#10 Fish & Chips by the Sea
If you’re on the coast, one of the most pleasurable things you can do is to have a meal whilst looking out to sea.
One of our all time favourite things to do is to eat fish & chips by the sea. Fish & chips is so synonymous with the British seaside that the two have become inextricably linked in the nation’s memory. The unmistakeable smell of salt and vinegar mingled with the fresh sea air evokes many happy childhood memories. If you’re visiting Dorset from another country this is the one the thing you MUST do.
One of the best places to have fish & chips by the sea is in Weymouth, West Dorset. This quintessential ‘bucket & spade British seaside town’ has a number of places dotted along the golden sandy beach where you can buy battered fish and melt in the mouth chips, drench them in salt and vinegar, and sit by the sea to eat them with a small wooden fork.

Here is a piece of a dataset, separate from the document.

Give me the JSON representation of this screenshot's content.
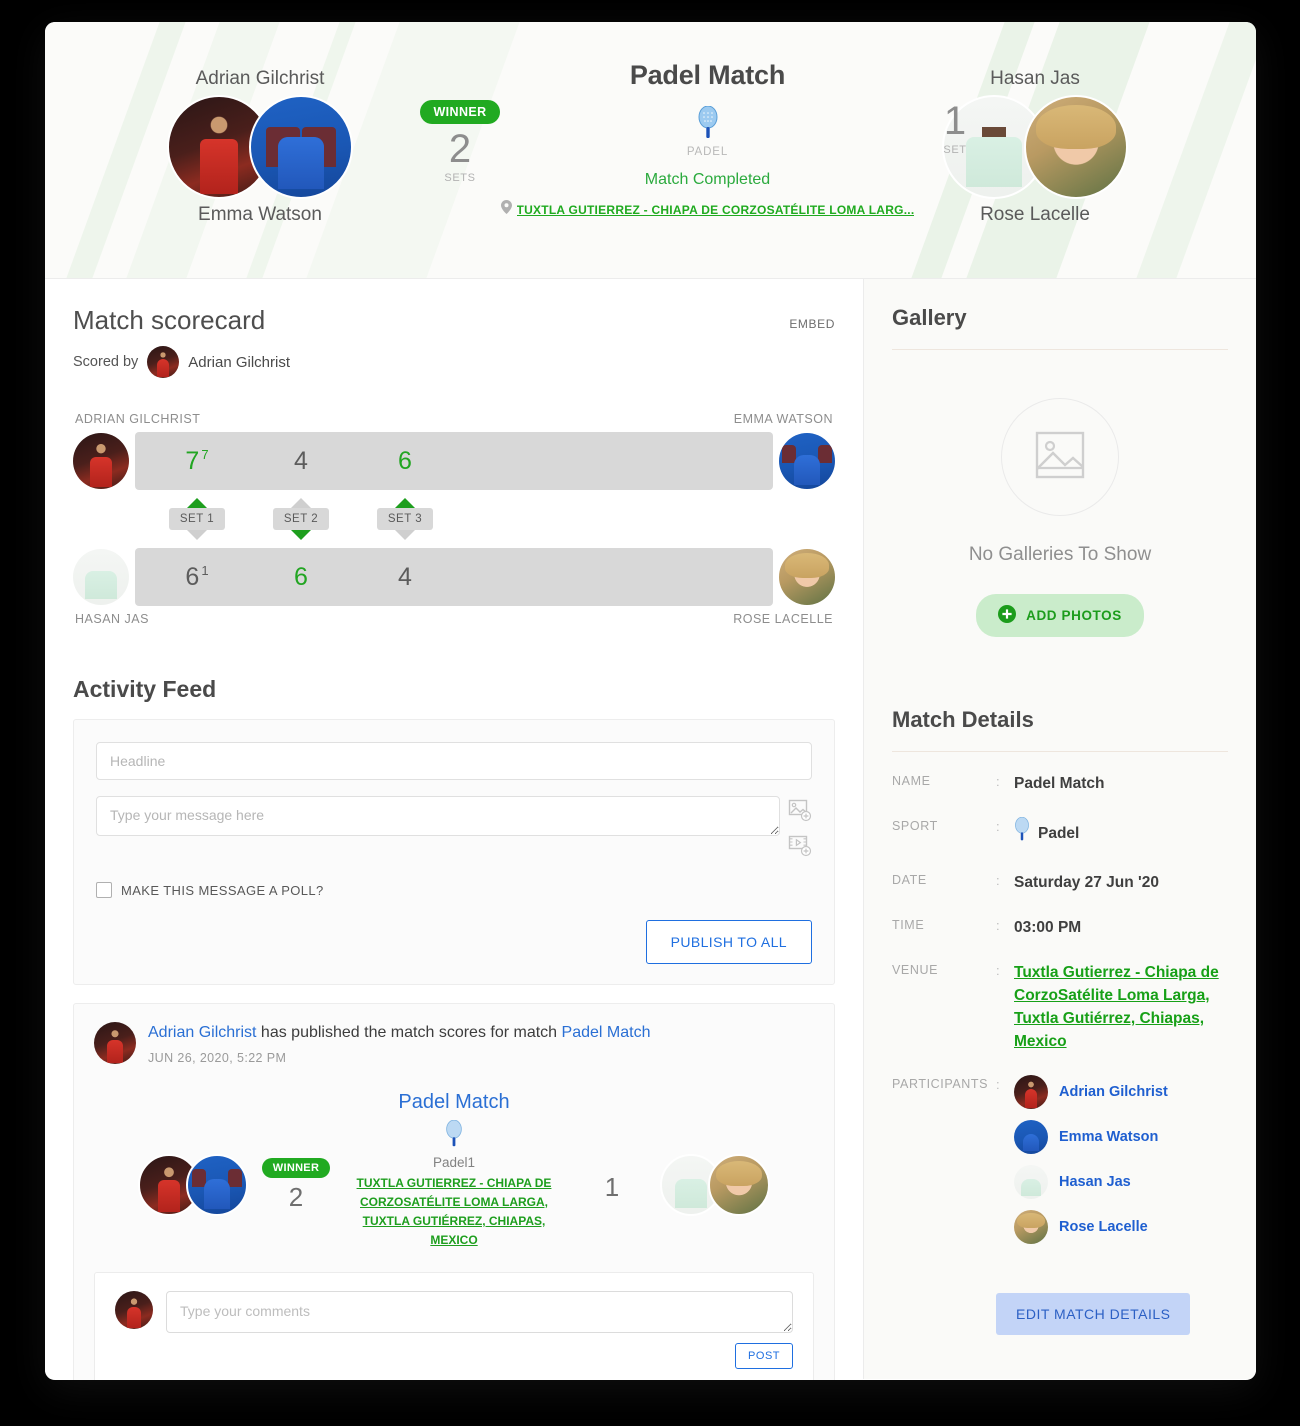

In East Dorset, the view from Evening Hill in Poole towards Sandbanks and Brownsea Island is an opportunity to see the coastline from a completely different perspective.
It’s tough to beat the end of a glorious summer’s day by the sea. That feeling of being relaxed and happy as you listen to the sound of the water gently lapping and feel the cooling breeze after the warmth of the day. If you get fish & chips from TJ’s in Lilliput and then eat them at Evening Hill whilst watching the sun go down you’ll know what pure bliss feels like.
It’s hard to do justice to Dorset’s spectacular coastline but we hope we’ve provided you with a good overview of things to do on Dorset’s Coast. Let us know in the comments below about your experiences of the Dorset Coast.
Dorset’s official tourism website is www.visit-dorset.com.
If you like this article and want to know more about places to visit on the UK’s south coast you must read ‘A Guide to the Perfect Week in Cornwall‘.